This commissioned Report to ANTA develops a conceptual framework to understand the education and training needs of older workers in order to inform the context and future directions of education and gtraining policy in Australia
Chappell, CS, Hawke, GA, Solomon, N & Rhodes, CH Australian National Training Authority 2003, High Level Review of Training Packages - Phase 1 report - An analysis of the current and future context in which Training Packages will need to operate, pp. 1-47, Brisbane, Australia.
An analysis of the current and future context in which Training Pac kages will need to operate
Slade, DM, Joyce, H, Nesbitt, C, Scheeres, H & Solomon, N Department of Immigration, Technology and Regional Development 1995, Effective Communication in the Restructured Workplace, Volume 1: Team Work, Canberra.
Slade, DM, Joyce, H, Nesbitt, C, Scheeres, H & Solomon, N Department of Immigration, Technology and Regional Development 1995, Effective Communication in the Restructured Workplace, Volume 2: Team Meetings, Canberra.

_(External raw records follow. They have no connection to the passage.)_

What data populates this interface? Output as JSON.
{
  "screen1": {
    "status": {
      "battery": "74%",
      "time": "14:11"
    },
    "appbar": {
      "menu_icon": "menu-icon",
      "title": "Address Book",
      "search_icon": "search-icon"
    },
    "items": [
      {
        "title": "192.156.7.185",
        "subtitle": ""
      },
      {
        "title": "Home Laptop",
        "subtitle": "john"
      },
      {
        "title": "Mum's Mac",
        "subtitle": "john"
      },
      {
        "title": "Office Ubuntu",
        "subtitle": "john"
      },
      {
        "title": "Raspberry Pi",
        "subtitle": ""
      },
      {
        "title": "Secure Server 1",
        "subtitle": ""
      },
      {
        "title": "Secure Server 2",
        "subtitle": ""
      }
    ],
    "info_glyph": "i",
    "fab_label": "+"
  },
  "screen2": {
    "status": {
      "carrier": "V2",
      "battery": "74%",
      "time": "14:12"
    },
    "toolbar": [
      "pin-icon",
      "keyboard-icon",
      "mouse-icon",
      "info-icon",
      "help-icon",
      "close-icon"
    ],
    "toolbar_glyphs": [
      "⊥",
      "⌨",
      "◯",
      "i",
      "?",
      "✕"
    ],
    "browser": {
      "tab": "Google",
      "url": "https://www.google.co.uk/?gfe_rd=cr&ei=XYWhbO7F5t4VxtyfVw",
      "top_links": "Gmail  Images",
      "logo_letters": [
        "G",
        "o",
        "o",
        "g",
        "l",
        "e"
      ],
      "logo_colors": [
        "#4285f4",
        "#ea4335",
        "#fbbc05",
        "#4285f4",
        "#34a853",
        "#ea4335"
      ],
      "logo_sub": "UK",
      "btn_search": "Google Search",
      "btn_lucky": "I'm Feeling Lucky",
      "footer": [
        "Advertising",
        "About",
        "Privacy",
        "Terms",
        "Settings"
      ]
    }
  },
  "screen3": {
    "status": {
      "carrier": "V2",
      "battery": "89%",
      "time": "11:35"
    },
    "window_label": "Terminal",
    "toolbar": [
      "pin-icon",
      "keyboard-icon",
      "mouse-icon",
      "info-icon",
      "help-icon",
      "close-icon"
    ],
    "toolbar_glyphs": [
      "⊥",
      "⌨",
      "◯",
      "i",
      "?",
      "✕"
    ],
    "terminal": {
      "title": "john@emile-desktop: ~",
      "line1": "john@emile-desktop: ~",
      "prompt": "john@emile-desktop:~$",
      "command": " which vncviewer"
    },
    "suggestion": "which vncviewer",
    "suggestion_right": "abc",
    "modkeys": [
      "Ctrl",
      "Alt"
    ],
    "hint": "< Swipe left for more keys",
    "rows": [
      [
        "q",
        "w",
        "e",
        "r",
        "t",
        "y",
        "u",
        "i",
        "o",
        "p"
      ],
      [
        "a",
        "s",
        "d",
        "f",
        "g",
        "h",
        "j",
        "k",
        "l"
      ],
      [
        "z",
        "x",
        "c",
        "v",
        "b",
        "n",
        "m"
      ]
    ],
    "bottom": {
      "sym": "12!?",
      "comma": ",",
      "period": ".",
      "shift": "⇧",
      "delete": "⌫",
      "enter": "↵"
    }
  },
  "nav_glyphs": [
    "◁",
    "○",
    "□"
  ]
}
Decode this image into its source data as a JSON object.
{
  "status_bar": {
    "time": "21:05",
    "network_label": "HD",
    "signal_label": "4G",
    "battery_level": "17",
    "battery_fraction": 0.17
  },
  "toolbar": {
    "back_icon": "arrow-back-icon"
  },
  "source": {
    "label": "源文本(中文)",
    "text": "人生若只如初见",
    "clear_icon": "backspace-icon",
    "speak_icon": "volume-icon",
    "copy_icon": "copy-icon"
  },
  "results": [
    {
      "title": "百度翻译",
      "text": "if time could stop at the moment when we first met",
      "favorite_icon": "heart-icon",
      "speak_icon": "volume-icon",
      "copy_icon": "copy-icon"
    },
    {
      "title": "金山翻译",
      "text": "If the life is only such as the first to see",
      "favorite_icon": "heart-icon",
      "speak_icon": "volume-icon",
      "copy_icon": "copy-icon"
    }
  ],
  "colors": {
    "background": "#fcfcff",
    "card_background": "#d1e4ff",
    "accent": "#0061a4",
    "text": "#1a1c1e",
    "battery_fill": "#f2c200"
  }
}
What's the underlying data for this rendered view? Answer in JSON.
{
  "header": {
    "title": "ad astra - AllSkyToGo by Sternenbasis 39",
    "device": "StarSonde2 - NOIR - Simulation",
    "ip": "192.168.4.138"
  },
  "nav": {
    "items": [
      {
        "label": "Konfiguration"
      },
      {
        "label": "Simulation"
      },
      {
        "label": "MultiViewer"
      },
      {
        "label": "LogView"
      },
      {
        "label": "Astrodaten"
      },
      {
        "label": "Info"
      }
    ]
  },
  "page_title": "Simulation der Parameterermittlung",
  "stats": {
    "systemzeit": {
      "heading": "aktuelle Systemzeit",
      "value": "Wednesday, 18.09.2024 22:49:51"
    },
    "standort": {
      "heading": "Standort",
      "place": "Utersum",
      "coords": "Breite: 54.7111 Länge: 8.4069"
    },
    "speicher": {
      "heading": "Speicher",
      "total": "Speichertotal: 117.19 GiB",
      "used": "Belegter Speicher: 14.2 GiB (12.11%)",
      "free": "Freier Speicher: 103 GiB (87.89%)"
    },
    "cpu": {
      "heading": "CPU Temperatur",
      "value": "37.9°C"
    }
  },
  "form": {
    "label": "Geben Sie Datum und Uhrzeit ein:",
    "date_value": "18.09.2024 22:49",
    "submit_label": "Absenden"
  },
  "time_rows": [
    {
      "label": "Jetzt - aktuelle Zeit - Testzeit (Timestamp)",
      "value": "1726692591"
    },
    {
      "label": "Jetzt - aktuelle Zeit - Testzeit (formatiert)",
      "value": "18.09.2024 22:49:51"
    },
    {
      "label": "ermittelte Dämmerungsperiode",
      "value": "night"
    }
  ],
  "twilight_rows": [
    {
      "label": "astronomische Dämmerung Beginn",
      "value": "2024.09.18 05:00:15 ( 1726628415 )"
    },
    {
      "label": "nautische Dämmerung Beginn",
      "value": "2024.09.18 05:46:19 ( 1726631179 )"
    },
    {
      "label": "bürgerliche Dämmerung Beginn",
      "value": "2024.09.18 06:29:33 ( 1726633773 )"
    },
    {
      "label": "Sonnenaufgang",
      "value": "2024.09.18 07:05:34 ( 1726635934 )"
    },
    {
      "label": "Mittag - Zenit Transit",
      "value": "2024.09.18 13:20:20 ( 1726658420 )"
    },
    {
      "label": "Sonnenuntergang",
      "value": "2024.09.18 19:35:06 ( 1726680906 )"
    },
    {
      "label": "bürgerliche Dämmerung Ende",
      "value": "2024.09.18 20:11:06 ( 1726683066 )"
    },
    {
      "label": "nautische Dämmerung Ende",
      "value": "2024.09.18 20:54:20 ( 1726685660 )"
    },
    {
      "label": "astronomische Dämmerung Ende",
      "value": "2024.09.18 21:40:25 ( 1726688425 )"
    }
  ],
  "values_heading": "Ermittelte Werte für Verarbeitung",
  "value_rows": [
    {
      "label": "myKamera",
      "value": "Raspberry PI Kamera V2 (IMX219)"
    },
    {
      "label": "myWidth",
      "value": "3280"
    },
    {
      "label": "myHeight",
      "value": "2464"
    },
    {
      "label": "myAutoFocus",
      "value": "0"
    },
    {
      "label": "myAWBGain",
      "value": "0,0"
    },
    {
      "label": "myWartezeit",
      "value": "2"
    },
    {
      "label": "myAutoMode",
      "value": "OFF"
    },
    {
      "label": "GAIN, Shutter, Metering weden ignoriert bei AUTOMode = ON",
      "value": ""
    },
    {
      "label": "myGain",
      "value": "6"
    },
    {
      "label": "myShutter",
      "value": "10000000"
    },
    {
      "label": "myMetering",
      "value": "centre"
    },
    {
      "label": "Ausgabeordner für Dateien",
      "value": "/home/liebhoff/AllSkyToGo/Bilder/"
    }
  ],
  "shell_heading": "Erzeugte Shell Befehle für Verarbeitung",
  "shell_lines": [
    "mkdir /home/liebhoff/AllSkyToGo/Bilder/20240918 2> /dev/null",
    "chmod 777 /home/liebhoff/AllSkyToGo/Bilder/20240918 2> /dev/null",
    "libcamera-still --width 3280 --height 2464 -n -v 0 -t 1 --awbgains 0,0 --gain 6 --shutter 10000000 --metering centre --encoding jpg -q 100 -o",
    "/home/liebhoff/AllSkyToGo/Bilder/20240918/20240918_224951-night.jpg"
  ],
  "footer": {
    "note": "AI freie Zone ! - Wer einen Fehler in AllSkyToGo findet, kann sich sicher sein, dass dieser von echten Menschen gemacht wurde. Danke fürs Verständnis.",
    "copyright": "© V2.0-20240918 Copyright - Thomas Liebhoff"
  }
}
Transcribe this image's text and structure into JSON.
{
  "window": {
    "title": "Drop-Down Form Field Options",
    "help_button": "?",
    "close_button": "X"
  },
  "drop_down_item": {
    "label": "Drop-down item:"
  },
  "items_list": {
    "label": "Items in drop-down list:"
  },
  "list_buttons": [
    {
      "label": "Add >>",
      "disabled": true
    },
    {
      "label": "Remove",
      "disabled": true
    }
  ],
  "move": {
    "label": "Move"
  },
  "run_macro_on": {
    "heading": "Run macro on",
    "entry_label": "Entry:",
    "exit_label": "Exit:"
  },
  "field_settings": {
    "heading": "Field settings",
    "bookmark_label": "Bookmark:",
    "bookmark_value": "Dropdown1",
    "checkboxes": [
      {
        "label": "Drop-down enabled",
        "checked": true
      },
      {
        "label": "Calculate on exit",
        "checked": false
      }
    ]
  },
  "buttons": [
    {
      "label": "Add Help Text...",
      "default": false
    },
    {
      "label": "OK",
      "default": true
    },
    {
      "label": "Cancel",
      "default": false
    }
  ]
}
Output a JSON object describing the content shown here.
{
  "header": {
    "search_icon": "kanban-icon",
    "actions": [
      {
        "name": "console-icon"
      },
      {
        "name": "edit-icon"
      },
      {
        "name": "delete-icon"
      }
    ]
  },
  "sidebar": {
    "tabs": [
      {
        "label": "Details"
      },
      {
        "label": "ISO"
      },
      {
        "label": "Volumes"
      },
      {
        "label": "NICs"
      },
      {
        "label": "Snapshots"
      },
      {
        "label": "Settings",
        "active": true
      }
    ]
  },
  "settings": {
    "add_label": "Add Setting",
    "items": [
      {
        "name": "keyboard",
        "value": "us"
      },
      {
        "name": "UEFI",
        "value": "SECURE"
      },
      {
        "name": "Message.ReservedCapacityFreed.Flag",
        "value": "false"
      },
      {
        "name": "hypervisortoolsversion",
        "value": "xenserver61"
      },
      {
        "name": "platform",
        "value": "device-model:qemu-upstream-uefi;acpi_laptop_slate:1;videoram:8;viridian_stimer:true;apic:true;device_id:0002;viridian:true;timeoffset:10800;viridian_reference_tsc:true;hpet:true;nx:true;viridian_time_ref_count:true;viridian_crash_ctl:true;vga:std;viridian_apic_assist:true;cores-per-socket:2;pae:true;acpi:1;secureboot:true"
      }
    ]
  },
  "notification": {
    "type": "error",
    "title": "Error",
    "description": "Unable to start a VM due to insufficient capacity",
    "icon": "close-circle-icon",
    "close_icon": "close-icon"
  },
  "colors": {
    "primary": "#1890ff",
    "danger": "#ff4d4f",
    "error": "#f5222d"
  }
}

Slade, DM, Joyce, H, Nesbitt, C, Scheeres, H & Solomon, N Department of Immigration, Technology and Regional Development 1995, Effective Communication in the Restructured Workplace, Volume 3: Job Performance, Canberra.